“We did a quick study to see how effective east-west traffic was,” he said. “We talked to Taylorsville City and Salt Lake County, and we all agreed that we really didn’t need the ThrU Turns anymore … so we took them out,” he said.

The intersection returned to how it looked five years ago — with all the raised medians, bulb-out U-Turn intersections and their signals now gone. Traffic lights at the main intersection now again allow left turns there.

Although UDOT didn’t stress it publicly when the ThrU Turn was installed there, Walker said, “When we put it in, we knew at that time it wasn’t a permanent, long-term solution to east-west mobility there.”

He added that a freewaylike interchange nearby at Bangerter was envisioned as that eventual permanent solution. “But at that time, we didn’t have the money” for that expensive undertaking.

So UDOT built the ThrU Turn because “we figured this would be better than nothing because traffic was just coming to a standstill.”

It did move traffic but brought complaints that it was killing nearby businesses — and many motorists found it befuddling. Similar complaints occurred at the two other sites where UDOT has used ThrU Turns, near Interstate 15 on 12300 South in Draper and, more recently, on Hill Field Road in Layton.

(Scott Sommerdorf | The Salt Lake Tribune) Cars navigate the ThrU Turn in front of Layton Hills Mall east of Gordon Avenue, in Layton, Saturday, May 12, 2018.

UDOT files show, for example, that a Rancho Market on the corner in Kearns worried traffic changes would put it out of business in a few years. Across the street, a Walgreens, which reported it used to have the chain’s highest sales in the state, complained about “extremely negative impacts.”

“There were a number of complaints initially,” Walker said. “But an interesting thing happens with ThrU Turns. There are initial complaints. But then it starts to work.
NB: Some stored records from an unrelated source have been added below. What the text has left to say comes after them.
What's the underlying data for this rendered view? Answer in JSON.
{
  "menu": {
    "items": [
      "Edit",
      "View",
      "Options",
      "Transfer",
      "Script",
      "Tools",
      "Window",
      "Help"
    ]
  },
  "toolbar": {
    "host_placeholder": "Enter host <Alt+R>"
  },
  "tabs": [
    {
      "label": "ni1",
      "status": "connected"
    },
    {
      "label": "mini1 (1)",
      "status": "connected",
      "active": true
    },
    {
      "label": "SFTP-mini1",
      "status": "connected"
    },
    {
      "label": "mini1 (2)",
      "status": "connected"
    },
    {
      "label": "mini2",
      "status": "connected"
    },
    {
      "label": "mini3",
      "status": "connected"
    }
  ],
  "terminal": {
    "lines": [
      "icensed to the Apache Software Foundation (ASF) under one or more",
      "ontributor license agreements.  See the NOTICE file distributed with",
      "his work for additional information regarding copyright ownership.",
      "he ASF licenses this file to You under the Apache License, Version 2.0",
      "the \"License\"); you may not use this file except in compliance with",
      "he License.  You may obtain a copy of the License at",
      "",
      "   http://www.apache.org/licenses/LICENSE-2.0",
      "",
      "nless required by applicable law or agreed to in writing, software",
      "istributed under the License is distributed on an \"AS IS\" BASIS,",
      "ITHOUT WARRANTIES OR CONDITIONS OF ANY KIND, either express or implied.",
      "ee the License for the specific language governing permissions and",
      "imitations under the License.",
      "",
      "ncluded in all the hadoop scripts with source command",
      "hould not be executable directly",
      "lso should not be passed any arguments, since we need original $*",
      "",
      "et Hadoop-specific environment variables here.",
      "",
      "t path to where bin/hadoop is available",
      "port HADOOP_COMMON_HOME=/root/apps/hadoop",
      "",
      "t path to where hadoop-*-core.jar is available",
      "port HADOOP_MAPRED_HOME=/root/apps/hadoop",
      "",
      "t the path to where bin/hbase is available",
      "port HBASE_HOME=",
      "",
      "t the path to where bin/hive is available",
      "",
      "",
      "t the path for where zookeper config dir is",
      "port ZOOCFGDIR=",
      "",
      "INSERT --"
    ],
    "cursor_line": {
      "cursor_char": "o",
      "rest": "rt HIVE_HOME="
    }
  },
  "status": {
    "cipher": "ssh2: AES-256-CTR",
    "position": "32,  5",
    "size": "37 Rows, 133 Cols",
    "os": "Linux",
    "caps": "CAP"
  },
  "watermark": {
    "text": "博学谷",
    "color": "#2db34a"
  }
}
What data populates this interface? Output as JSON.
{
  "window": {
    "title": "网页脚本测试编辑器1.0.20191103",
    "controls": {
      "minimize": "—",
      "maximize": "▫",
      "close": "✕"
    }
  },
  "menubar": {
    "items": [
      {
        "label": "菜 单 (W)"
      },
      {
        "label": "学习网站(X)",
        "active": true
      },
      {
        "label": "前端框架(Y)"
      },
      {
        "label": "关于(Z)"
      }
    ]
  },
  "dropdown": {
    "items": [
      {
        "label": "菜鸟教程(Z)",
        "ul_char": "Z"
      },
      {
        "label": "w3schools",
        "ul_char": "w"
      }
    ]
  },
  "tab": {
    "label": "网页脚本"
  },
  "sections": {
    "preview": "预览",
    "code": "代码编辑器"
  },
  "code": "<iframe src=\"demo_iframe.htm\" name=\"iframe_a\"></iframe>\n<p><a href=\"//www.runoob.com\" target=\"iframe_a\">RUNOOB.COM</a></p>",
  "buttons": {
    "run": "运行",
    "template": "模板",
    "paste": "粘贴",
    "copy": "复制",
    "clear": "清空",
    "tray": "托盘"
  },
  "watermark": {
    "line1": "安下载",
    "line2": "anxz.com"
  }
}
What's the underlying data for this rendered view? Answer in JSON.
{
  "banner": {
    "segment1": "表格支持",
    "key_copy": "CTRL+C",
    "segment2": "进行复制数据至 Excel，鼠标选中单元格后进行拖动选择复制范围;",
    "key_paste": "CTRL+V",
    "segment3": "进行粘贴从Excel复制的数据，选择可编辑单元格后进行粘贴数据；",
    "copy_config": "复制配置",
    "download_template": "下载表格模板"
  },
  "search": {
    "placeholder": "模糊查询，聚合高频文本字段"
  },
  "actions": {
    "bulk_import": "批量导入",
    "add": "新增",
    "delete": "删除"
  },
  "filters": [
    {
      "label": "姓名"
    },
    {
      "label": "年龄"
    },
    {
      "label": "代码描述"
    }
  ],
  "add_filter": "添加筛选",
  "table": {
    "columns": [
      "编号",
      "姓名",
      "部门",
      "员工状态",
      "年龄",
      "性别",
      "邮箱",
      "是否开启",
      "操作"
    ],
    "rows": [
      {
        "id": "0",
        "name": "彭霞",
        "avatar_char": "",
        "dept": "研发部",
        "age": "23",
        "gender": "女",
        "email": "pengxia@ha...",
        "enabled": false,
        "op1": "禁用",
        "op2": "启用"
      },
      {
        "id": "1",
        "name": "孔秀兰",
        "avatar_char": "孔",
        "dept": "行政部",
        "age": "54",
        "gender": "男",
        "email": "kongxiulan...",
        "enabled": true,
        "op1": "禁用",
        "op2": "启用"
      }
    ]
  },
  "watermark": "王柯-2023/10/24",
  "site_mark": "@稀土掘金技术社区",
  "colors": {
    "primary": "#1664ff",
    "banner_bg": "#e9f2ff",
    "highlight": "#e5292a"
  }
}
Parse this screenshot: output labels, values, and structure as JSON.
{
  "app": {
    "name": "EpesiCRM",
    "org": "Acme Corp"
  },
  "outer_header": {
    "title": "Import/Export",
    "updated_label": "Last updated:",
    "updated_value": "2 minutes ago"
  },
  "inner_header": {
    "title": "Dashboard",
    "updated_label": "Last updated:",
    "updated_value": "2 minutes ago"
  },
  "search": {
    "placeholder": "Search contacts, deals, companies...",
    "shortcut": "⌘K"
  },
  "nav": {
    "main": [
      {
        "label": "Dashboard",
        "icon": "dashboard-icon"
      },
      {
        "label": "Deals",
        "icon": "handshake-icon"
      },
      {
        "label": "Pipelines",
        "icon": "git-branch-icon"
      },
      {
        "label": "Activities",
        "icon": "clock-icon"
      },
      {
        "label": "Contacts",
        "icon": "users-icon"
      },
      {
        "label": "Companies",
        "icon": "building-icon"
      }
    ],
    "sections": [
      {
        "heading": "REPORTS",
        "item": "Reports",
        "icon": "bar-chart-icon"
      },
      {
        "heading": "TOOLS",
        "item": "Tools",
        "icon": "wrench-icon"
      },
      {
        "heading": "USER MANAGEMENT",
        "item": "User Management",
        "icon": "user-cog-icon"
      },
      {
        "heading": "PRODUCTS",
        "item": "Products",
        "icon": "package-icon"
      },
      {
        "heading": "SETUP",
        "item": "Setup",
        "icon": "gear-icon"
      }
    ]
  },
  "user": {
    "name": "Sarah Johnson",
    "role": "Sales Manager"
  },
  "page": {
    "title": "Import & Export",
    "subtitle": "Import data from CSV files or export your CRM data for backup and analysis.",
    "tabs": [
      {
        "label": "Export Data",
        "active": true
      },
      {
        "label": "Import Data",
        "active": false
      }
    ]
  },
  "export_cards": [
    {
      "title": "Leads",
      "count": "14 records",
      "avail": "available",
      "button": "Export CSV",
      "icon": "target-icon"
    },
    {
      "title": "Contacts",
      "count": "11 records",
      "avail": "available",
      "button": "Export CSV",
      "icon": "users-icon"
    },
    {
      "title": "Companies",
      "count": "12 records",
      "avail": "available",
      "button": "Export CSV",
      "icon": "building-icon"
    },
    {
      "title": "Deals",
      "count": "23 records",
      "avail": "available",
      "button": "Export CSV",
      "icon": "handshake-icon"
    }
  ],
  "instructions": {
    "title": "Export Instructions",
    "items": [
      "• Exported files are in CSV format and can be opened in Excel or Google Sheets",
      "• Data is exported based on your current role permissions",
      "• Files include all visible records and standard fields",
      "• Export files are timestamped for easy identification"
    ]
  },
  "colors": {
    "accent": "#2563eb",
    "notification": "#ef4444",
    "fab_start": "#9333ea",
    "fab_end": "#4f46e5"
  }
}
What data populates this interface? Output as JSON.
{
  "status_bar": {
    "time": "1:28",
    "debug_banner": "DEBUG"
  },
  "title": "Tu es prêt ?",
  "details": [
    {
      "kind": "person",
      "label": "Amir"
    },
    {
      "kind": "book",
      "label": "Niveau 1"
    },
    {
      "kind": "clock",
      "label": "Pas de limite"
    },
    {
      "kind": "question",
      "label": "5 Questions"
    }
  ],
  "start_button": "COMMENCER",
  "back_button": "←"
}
And people sort of begrudgingly allow that, yes, it is moving traffic more efficiently, but they still don’t really like it because it is kind of a counterintuitive situation.”

He also acknowledged, “Sometimes people adjust their driving patterns to avoid the area.” Still, “There is no question that we were able to take a lot of pressure off of east-west traffic for the time we had it there. … It was the best solution that we could do with the amount of money we had at the time.”

Despite controversy, Walker said, UDOT still may use ThrU Turns in future projects.

“While ThrU Turns are not the answer in every situation,” he said, “there will continue to be circumstances for which they are the right tool for the job.”